Value of souls vs. value of physical matters
Claim: Judgment addresses the value of a person. If we can accept that we are all differently-gifted for our own unique life’s purpose, every individual would have equal value. We each contribute to the whole in our own way. I see it as the value of one’s soul and worthiness to take up space, to be heard, and to be loved.
Claim: Discernment, according to conventional interpretation, is based upon what can be observed: objective matters. (Granted, there is also a Biblical application of the word discernment, which may or may not integrate well. This would probably also make for a good discussion!) I discovered an article published a few years ago (2011) in Psychology Today.
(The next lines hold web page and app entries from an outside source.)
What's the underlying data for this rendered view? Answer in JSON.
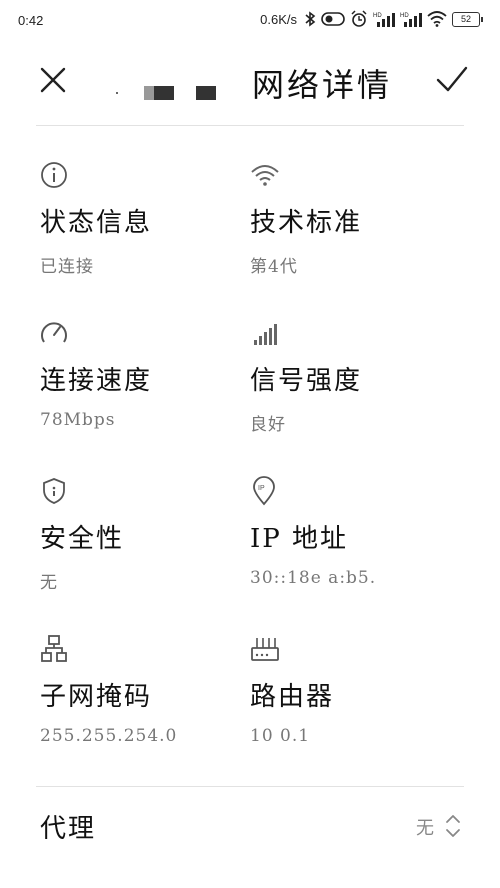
{
  "status_bar": {
    "time": "0:42",
    "speed": "0.6K/s",
    "battery": "52"
  },
  "header": {
    "title": "网络详情",
    "close_icon": "close-icon",
    "confirm_icon": "check-icon"
  },
  "details": [
    {
      "icon": "info-icon",
      "title": "状态信息",
      "value": "已连接"
    },
    {
      "icon": "wifi-icon",
      "title": "技术标准",
      "value": "第4代"
    },
    {
      "icon": "speedometer-icon",
      "title": "连接速度",
      "value": "78Mbps"
    },
    {
      "icon": "signal-bars-icon",
      "title": "信号强度",
      "value": "良好"
    },
    {
      "icon": "shield-icon",
      "title": "安全性",
      "value": "无"
    },
    {
      "icon": "ip-location-icon",
      "title": "IP 地址",
      "value": "30::18e          a:b5."
    },
    {
      "icon": "network-topology-icon",
      "title": "子网掩码",
      "value": "255.255.254.0"
    },
    {
      "icon": "router-icon",
      "title": "路由器",
      "value": "10       0.1"
    }
  ],
  "proxy": {
    "label": "代理",
    "value": "无"
  }
}
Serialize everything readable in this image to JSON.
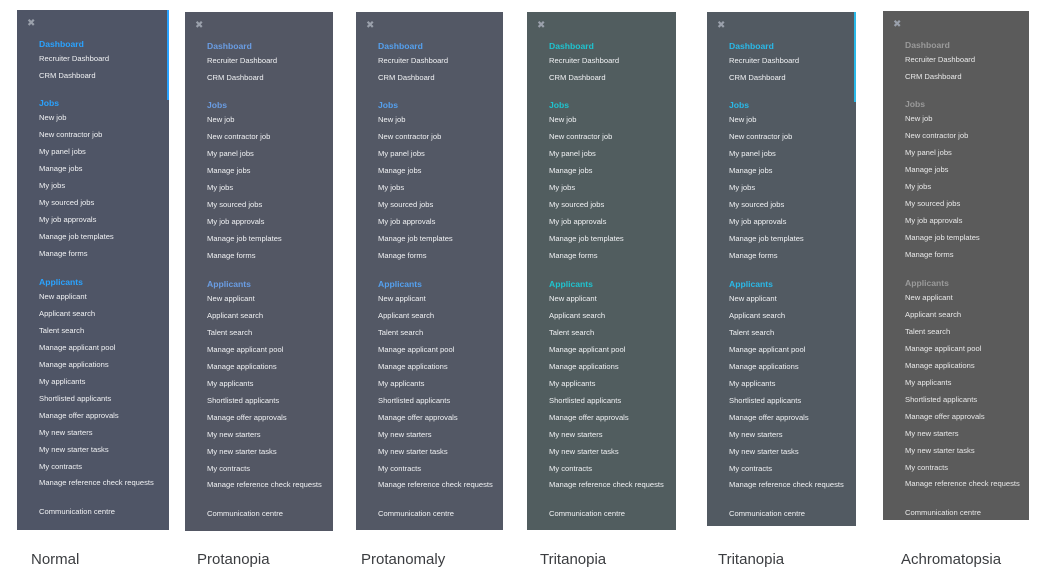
{
  "nav": {
    "sections": [
      {
        "title": "Dashboard",
        "items": [
          "Recruiter Dashboard",
          "CRM Dashboard"
        ]
      },
      {
        "title": "Jobs",
        "items": [
          "New job",
          "New contractor job",
          "My panel jobs",
          "Manage jobs",
          "My jobs",
          "My sourced jobs",
          "My job approvals",
          "Manage job templates",
          "Manage forms"
        ]
      },
      {
        "title": "Applicants",
        "items": [
          "New applicant",
          "Applicant search",
          "Talent search",
          "Manage applicant pool",
          "Manage applications",
          "My applicants",
          "Shortlisted applicants",
          "Manage offer approvals",
          "My new starters",
          "My new starter tasks",
          "My contracts",
          "Manage reference check requests",
          "Communication centre"
        ]
      }
    ]
  },
  "close_icon": "close-icon",
  "panels": [
    {
      "caption": "Normal",
      "bg": "#4f5566",
      "heading_color": "#2aa3ff",
      "accent": "#2aa3ff"
    },
    {
      "caption": "Protanopia",
      "bg": "#535764",
      "heading_color": "#6a9de3",
      "accent": "#535764"
    },
    {
      "caption": "Protanomaly",
      "bg": "#535865",
      "heading_color": "#55a0ee",
      "accent": "#535865"
    },
    {
      "caption": "Tritanopia",
      "bg": "#515d5f",
      "heading_color": "#1fc3cf",
      "accent": "#515d5f"
    },
    {
      "caption": "Tritanopia",
      "bg": "#525a62",
      "heading_color": "#2ab9e8",
      "accent": "#2ab9e8"
    },
    {
      "caption": "Achromatopsia",
      "bg": "#5b5b5b",
      "heading_color": "#9a9a9a",
      "accent": "#5b5b5b"
    }
  ]
}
It was written by Dr. Raj Raghunathan, who explains it much more eloquently than I. Here it is again:
In my hemisphere, days are growing cooler and shorter, but there is a new part of me that feels like spring has arrived.
Wrenching oneself away from the world of the concrete, absolute, and scientifically proven can be a little unsettling at first–like flying solo for the first time.
Whether you have caught a glimpse of this dramatically different life through a church, your personal research, a coach–it doesn’t matter. Once here, you don’t want to leave. And, there is an unspeakable joy in the immersion and connection with others who have allowed themselves access to authenticity. In authenticity, we are daring to live greatly in a community of higher consciousness. Here, together, we begin to sense the vibrations of the universe itself. Here, we begin to grasp the personification of passion.
Even though I was raised in a traditional church, thinking this openly is new for me, too. As long as I am able, I will continue to join with others–maybe even you–as we connect deeper and more richly than ever. Jesus did his level-best to help us understand his Kingdom. Let us never attempt to limit our openness to the wonder of creation.
Extricating oneself from a negative past of bullying, abuse, neglect, and/or trauma is cause for celebrating every moment that feels like spring. If you’re still trying to find a reason to celebrate, I’m doing my best to help you start on StarfishMission.
The website from above ( 21 Symptoms of Spiritual Awakening – LauraMarie ) is the result of a simple Internet search of “what happens when you open your mind to possibility”. I’d love to hear if you have or are experiencing any of the “21”.
FYI – the linked page is in English, most of the rest of the WordPress website for its 5 million followers is French. 🙂
I am probably taking a big risk with this post, but I am just going to say it. Parents have thepower to eliminate bullying. Furthermore, it must be accomplished before children even set foot in a school.
Studies dance around the issue, because empirical scientific methods are geared for testing a limited sample and a single variable at a time. It will always be a limited sample, even if it is a meta-analysis. Researchers must always leave the door open for further studies to be conducted. That is the scientific method, and science will continue to gather evidence interminably.
Not everyone is going to agree, but, on this, I’m taking a stand.
People who end up making life-choices based on someone else’s ideals and values tend to burn out and become depressed much faster than those who follow their heart. We come into this world fully equipped for our purpose, and if we are allowed to follow that purpose–leading from our natural source of energy within us–we have a perpetual-motion machine that can feel like heaven on Earth. Although sleep is still required! If we are constantly trying to live up to others’ expectations, we smash together our frustrations, anxiety, and anger inside until it becomes a giant, knotty problem–and exceedingly difficult to unravel. (My Starfish Mission page explains.)
The Russian ballerina pressed on relentlessly, honing every move, gritting through pain, powering through fear, and achieving her evening as prima ballerina. After the performance, the ordinary returned. Walking out through the back door into the dark rain and back to her tiny apartment, she knew that tomorrow would be more of the same old shtick. She would need to prove herself time and time again. This documentary from- Continue reading “More rocks”→